  1. It explores its surroundings independently. It discovers how to forage for food and recognize predators.
  2. It finds an area with enough resources, and defends it from other starlings or other animals.
  3. It also grows its adult plumage. This helps it attract a mate and fit in with other starlings.
  4. It learns to fly complex patterns with ease. It is now ready to start its own journey for food, shelter, and companionship.

Every starling has its own timeline to reach maturity due to factors such as environment and genetics.

To witness this transformation, observe a family of starlings in your local area. Document their progress through photos and notes. Share your experiences with others who love wildlife. Together, let us celebrate and appreciate life in our natural world.


Starlings take a year to mature. From birth, they depend on their parents for food and protection. As they grow, they explore with their parents’ supervision. Then, they enter adolescence and begin to develop their adult feathers- black with white spots. When they reach one year old, they are ready to breed. They sing melodious songs to attract mates. The young they hatch start the cycle of maturation again.

Pro Tip: Give starlings nesting boxes to help them breed in your area. This will increase local biodiversity!

Frequently Asked Questions

Q: How long does it take for a starling to reach maturity?

A: Starlings typically reach maturity between 1 and 2 years of age.

Q: What are the signs of a mature starling?

A: Mature starlings exhibit full adult plumage and display breeding behaviors such as courtship displays and nest building.

Q: Can starlings breed before they reach maturity?

A: Yes, some starlings may begin breeding as early as their first year, although it is more common for them to start breeding once they have reached maturity.

Q: Do all starlings mature at the same rate?

A: No, the rate of maturity can vary slightly among individual starlings, but most will reach maturity between 1 to 2 years of age.

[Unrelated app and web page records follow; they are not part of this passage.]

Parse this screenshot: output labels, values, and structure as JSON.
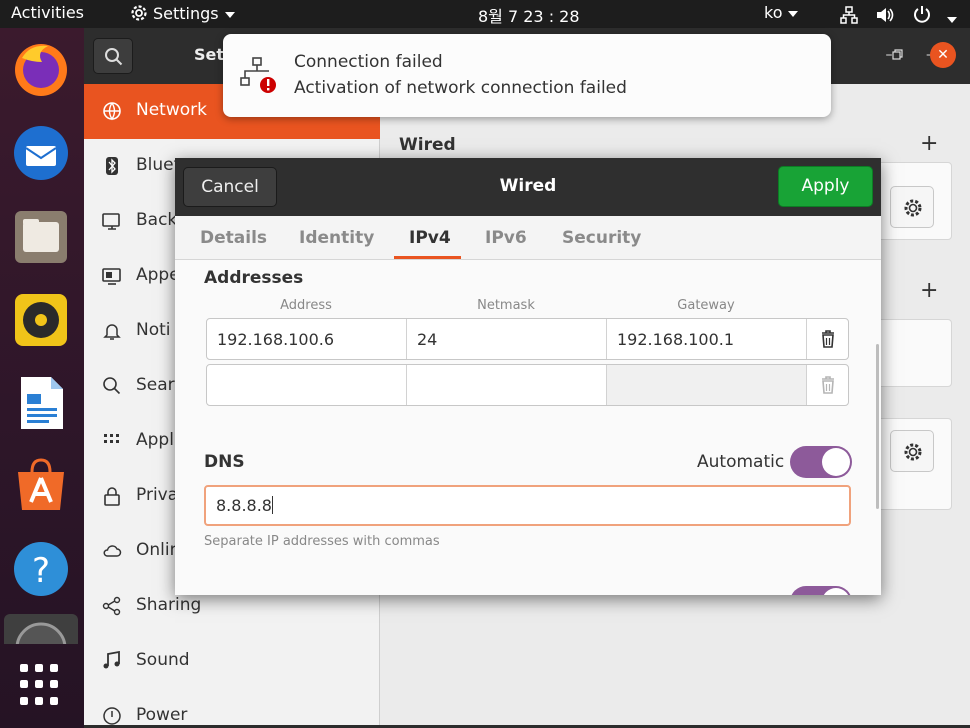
{
  "topbar": {
    "activities": "Activities",
    "app_menu": "Settings",
    "clock": "8월 7  23 : 28",
    "input_method": "ko",
    "icons": [
      "network-icon",
      "volume-icon",
      "power-icon"
    ]
  },
  "dock": {
    "apps": [
      "firefox-icon",
      "thunderbird-icon",
      "files-icon",
      "rhythmbox-icon",
      "writer-icon",
      "software-icon",
      "help-icon",
      "disc-icon"
    ],
    "show_apps": "apps-grid-icon"
  },
  "settings": {
    "header_title": "Set",
    "sidebar": [
      {
        "label": "Network",
        "icon": "network-icon"
      },
      {
        "label": "Bluet",
        "icon": "bluetooth-icon"
      },
      {
        "label": "Back",
        "icon": "background-icon"
      },
      {
        "label": "Appe",
        "icon": "appearance-icon"
      },
      {
        "label": "Noti",
        "icon": "bell-icon"
      },
      {
        "label": "Sear",
        "icon": "search-icon"
      },
      {
        "label": "Appl",
        "icon": "apps-icon"
      },
      {
        "label": "Priva",
        "icon": "lock-icon"
      },
      {
        "label": "Onlin",
        "icon": "cloud-icon"
      },
      {
        "label": "Sharing",
        "icon": "share-icon"
      },
      {
        "label": "Sound",
        "icon": "music-icon"
      },
      {
        "label": "Power",
        "icon": "power-icon"
      }
    ],
    "wired_section": "Wired"
  },
  "notification": {
    "title": "Connection failed",
    "body": "Activation of network connection failed"
  },
  "dialog": {
    "title": "Wired",
    "cancel_label": "Cancel",
    "apply_label": "Apply",
    "tabs": [
      "Details",
      "Identity",
      "IPv4",
      "IPv6",
      "Security"
    ],
    "active_tab": "IPv4",
    "addresses_title": "Addresses",
    "columns": [
      "Address",
      "Netmask",
      "Gateway"
    ],
    "rows": [
      {
        "address": "192.168.100.6",
        "netmask": "24",
        "gateway": "192.168.100.1"
      },
      {
        "address": "",
        "netmask": "",
        "gateway": ""
      }
    ],
    "dns_title": "DNS",
    "dns_automatic_label": "Automatic",
    "dns_automatic": true,
    "dns_value": "8.8.8.8",
    "dns_hint": "Separate IP addresses with commas"
  },
  "colors": {
    "accent": "#e95420",
    "apply_green": "#18a336",
    "toggle_on": "#8d5a9a"
  }
}
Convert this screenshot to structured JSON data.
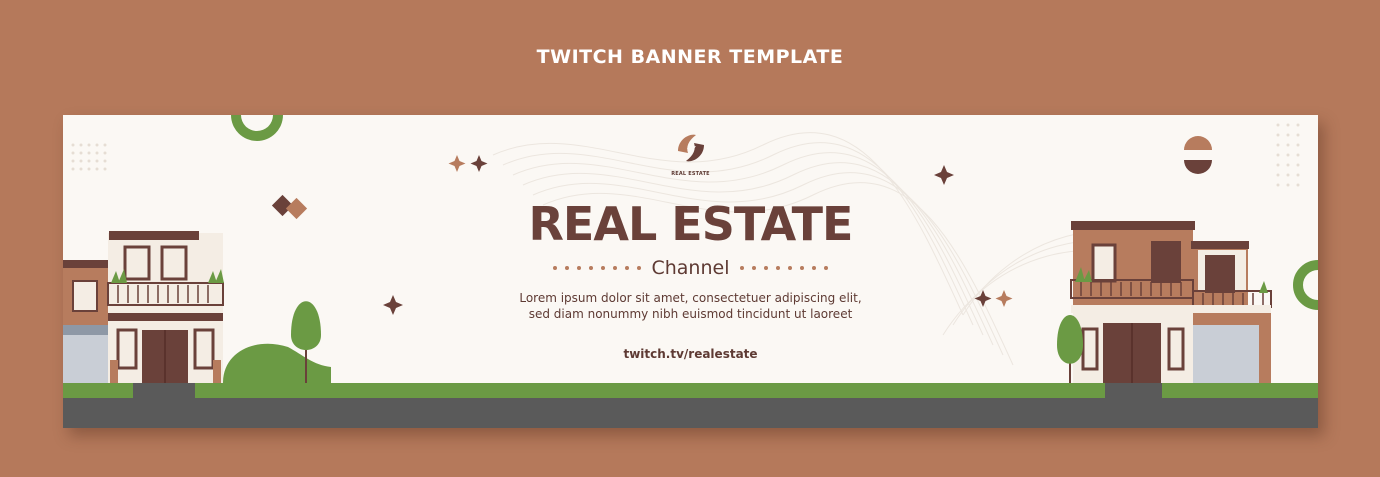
{
  "page_title": "TWITCH BANNER TEMPLATE",
  "banner": {
    "logo_text": "REAL ESTATE",
    "headline": "REAL ESTATE",
    "subtitle": "Channel",
    "body_line1": "Lorem ipsum dolor sit amet, consectetuer adipiscing elit,",
    "body_line2": "sed diam nonummy nibh euismod tincidunt ut laoreet",
    "url": "twitch.tv/realestate"
  },
  "colors": {
    "outer_background": "#b5795b",
    "banner_background": "#fbf8f4",
    "text_brown": "#6a413a",
    "accent_tan": "#b77c5e",
    "green": "#6b9a44",
    "road": "#5a5a5a"
  }
}
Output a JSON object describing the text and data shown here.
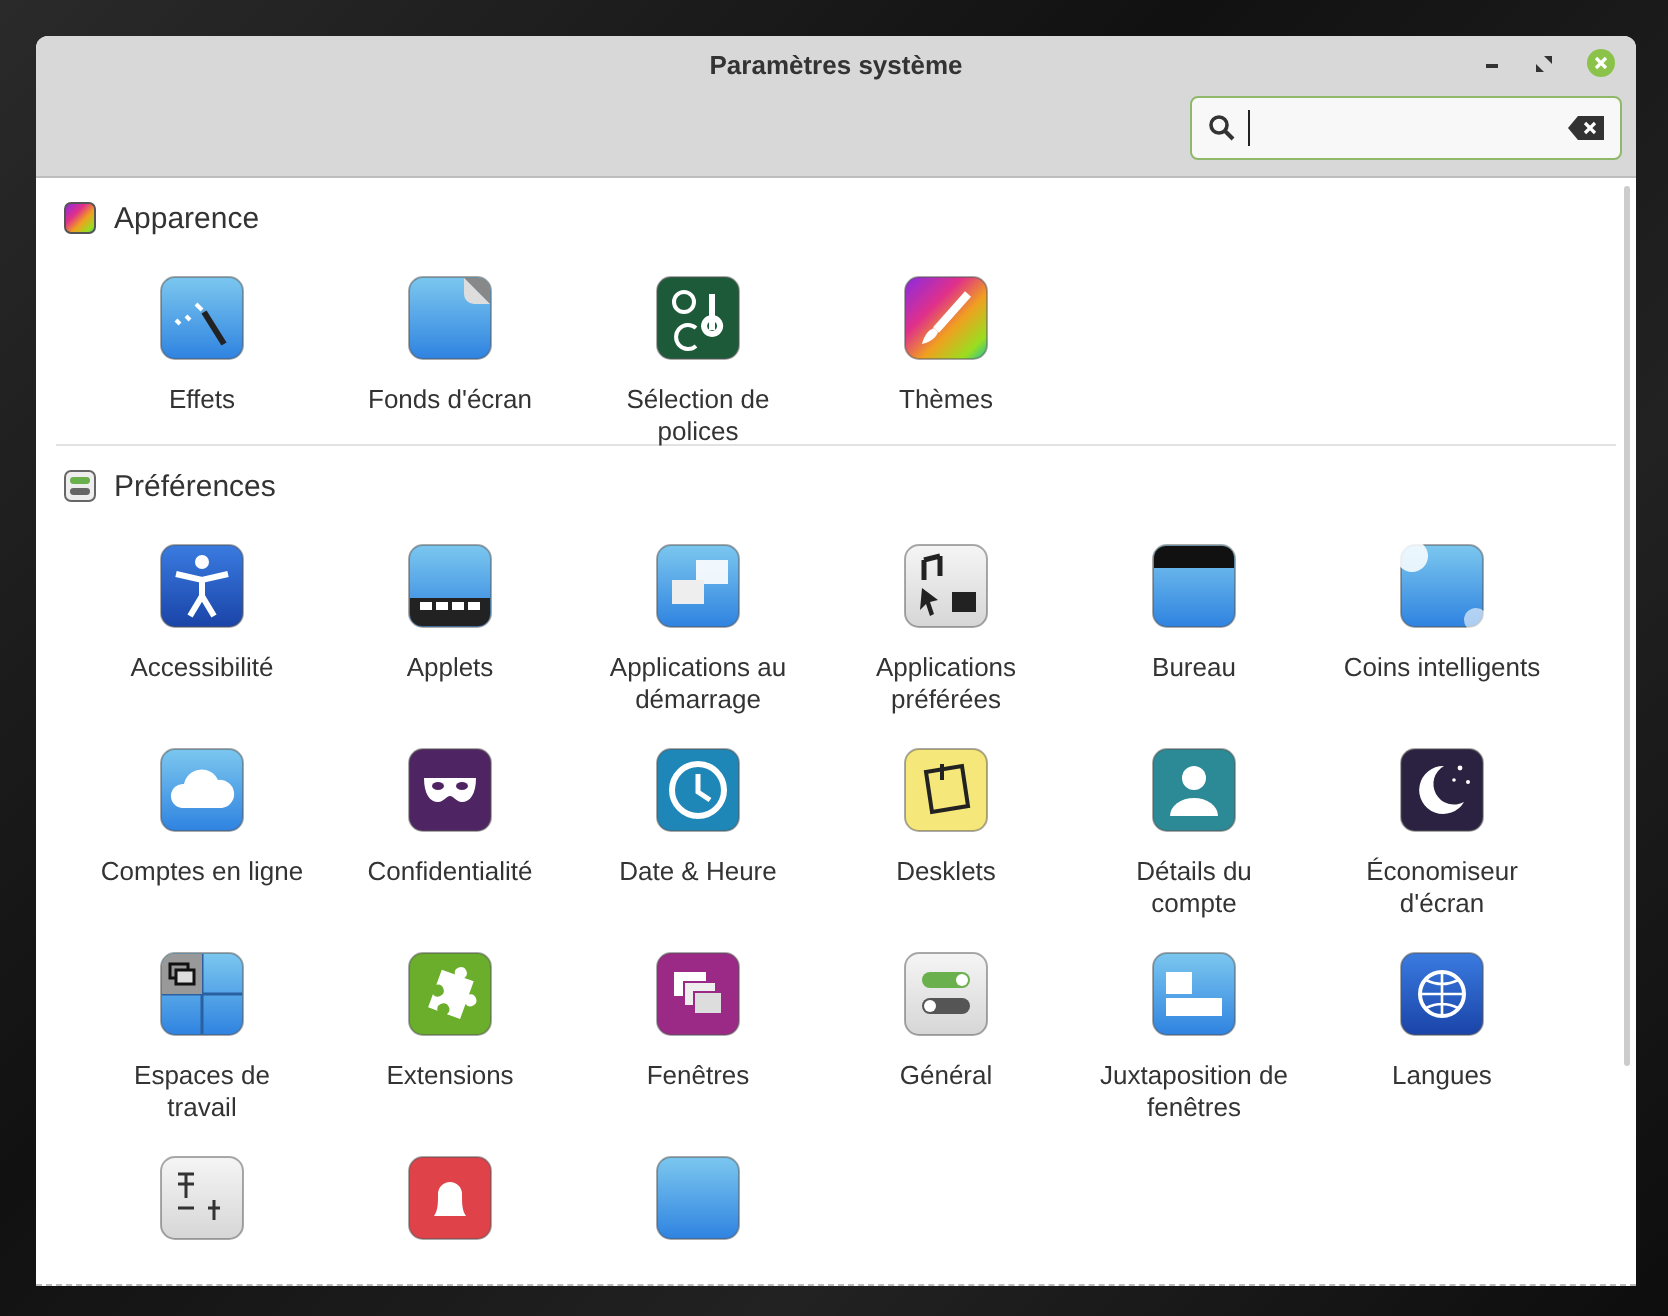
{
  "window": {
    "title": "Paramètres système"
  },
  "sections": [
    {
      "title": "Apparence",
      "kind": "appearance",
      "items": [
        {
          "label": "Effets"
        },
        {
          "label": "Fonds d'écran"
        },
        {
          "label": "Sélection de polices"
        },
        {
          "label": "Thèmes"
        }
      ]
    },
    {
      "title": "Préférences",
      "kind": "preferences",
      "items": [
        {
          "label": "Accessibilité"
        },
        {
          "label": "Applets"
        },
        {
          "label": "Applications au démarrage"
        },
        {
          "label": "Applications préférées"
        },
        {
          "label": "Bureau"
        },
        {
          "label": "Coins intelligents"
        },
        {
          "label": "Comptes en ligne"
        },
        {
          "label": "Confidentialité"
        },
        {
          "label": "Date & Heure"
        },
        {
          "label": "Desklets"
        },
        {
          "label": "Détails du compte"
        },
        {
          "label": "Économiseur d'écran"
        },
        {
          "label": "Espaces de travail"
        },
        {
          "label": "Extensions"
        },
        {
          "label": "Fenêtres"
        },
        {
          "label": "Général"
        },
        {
          "label": "Juxtaposition de fenêtres"
        },
        {
          "label": "Langues"
        }
      ]
    }
  ]
}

Q: How long does it take for a starling to develop its full adult plumage?

A: It typically takes around 9 to 12 months for a starling to develop its complete adult plumage.

Q: What factors can affect the maturity rate of a starling?

A: Factors such as food availability, environmental conditions, and genetic factors can influence the rate at which a starling matures.

Julian Goldie - Owner of

Julian Goldie

I'm a bird enthusiast and creator of Chipper Birds, a blog sharing my experience caring for birds. I've traveled the world bird watching and I'm committed to helping others with bird care. Contact me at [email protected] for assistance.